That sector happens to be growing at an amazing clip, says Gad Allon, a professor in the Wharton School. According to Allon, who has studied workers in the gig economy, in the past four years alone the portion of U.S. workforce participation there has increased by a factor of 10, with about 1 percent of people working in the gig economy regularly—an increase from just 0.1 percent. “In 2015, 44 million U.S. adults engaged in gig work, representing 34 percent of the entire workforce,” he adds. “Currently, they are viewed as independent contractors, in which case they have very little legal protection.” 

Viscelli thinks the next fight—one that could potentially last for the next decade—will be in deciding whether gig-economy workers are employees, independent contractors, or another as-yet-undescribed class. The courts have already seen a number of lawsuits surrounding such workers’ minimum wage. 

“In the trucking case, it’s obscene what’s happening to these workers, but it’s fairly clear,” Viscelli says. “For the stuff that’s less clear, like with workers in the gig economy, there’s likely going to be new law and potentially lots of legislation.” 

Steve Viscelli is a Robert and Penny Fox Family Pavilion Scholar senior fellow, a senior fellow at the Kleinman Center for Energy Policy, and a lecturer in the Department of Sociology in the School of Arts and Sciences at the University of Pennsylvania

Tobias Barrington Wolff is a professor of law and deputy dean of alumni engagement and inclusion at the Law School at the University of Pennsylvania
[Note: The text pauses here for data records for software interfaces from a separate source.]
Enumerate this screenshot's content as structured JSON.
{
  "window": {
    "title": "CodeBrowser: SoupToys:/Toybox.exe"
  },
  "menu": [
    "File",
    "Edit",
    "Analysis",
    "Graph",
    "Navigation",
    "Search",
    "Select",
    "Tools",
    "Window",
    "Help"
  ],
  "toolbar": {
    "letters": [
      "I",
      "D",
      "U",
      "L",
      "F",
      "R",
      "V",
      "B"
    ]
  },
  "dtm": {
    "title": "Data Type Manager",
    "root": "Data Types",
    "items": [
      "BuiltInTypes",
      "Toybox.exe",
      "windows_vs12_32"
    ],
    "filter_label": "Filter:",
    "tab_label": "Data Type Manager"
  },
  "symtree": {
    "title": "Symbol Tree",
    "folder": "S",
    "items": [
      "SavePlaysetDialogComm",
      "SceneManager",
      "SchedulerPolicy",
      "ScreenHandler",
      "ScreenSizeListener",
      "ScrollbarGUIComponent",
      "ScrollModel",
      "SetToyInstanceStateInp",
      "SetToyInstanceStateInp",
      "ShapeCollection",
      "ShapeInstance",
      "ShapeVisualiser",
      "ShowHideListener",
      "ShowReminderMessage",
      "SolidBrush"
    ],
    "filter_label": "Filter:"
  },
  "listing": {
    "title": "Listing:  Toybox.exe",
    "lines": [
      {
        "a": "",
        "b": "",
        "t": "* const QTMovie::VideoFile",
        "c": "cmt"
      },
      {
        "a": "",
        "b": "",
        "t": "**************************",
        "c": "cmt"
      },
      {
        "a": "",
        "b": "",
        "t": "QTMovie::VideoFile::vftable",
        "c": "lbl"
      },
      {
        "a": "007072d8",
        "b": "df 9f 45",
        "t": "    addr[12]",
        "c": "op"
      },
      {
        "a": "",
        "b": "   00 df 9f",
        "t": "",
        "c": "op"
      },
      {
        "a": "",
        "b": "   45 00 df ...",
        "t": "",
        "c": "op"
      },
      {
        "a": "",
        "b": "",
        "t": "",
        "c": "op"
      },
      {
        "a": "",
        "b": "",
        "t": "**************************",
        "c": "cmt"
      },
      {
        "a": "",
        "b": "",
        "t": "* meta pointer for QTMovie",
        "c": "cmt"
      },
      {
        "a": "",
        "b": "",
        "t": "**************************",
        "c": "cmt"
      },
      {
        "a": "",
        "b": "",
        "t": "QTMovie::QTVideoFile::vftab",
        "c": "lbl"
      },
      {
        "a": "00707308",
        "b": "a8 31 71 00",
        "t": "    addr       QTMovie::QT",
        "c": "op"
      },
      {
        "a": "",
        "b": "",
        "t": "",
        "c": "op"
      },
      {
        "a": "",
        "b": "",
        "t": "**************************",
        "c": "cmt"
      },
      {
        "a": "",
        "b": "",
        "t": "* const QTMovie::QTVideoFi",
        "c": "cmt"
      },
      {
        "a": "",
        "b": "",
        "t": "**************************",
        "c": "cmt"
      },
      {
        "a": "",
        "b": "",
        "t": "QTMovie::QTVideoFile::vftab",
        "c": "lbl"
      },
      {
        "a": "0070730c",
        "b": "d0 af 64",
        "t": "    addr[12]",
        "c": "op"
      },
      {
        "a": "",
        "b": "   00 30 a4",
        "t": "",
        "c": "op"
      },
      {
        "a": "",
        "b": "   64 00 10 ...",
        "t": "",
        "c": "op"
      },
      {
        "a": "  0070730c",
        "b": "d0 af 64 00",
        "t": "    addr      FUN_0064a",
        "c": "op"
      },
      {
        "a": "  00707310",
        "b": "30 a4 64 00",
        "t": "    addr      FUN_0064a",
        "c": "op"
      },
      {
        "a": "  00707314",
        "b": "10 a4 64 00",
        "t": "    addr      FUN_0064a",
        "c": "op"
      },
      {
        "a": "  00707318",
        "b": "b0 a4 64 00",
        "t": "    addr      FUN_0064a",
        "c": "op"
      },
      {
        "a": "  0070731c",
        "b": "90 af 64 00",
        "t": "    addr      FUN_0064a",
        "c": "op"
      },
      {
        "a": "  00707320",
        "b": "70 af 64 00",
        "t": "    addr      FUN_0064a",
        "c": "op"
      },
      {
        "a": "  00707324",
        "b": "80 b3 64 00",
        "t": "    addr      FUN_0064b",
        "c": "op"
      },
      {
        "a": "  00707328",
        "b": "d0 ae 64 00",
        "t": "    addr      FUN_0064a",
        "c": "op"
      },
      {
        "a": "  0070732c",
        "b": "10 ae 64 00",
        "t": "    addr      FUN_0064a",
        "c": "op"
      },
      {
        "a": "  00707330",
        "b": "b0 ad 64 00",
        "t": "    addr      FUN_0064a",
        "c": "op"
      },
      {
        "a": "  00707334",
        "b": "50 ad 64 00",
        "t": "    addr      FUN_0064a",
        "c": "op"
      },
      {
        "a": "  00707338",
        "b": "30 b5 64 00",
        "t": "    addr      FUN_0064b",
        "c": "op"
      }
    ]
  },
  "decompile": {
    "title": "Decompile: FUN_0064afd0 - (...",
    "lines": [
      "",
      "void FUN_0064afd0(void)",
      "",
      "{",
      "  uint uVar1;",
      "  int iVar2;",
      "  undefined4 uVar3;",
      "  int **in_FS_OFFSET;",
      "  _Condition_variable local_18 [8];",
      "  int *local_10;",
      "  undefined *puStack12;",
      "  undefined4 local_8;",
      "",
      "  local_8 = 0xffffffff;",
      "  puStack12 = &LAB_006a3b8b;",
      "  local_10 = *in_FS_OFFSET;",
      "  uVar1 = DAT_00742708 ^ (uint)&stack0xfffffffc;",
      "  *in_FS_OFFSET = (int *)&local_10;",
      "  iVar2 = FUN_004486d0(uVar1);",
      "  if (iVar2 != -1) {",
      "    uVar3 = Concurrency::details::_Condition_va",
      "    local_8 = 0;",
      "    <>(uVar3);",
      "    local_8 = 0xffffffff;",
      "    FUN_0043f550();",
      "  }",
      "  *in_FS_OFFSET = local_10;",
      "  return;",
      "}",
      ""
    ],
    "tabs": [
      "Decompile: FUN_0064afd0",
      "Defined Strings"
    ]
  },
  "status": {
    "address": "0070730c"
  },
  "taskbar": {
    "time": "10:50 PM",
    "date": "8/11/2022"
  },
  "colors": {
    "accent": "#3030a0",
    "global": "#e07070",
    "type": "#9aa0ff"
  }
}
Gad Allon is the Jeffrey A. Keswin Professor; a professor of operations, information, and decisions; and director of the Jerome Fisher Program in Management & Technology at the Wharton School at the University of Pennsylvania.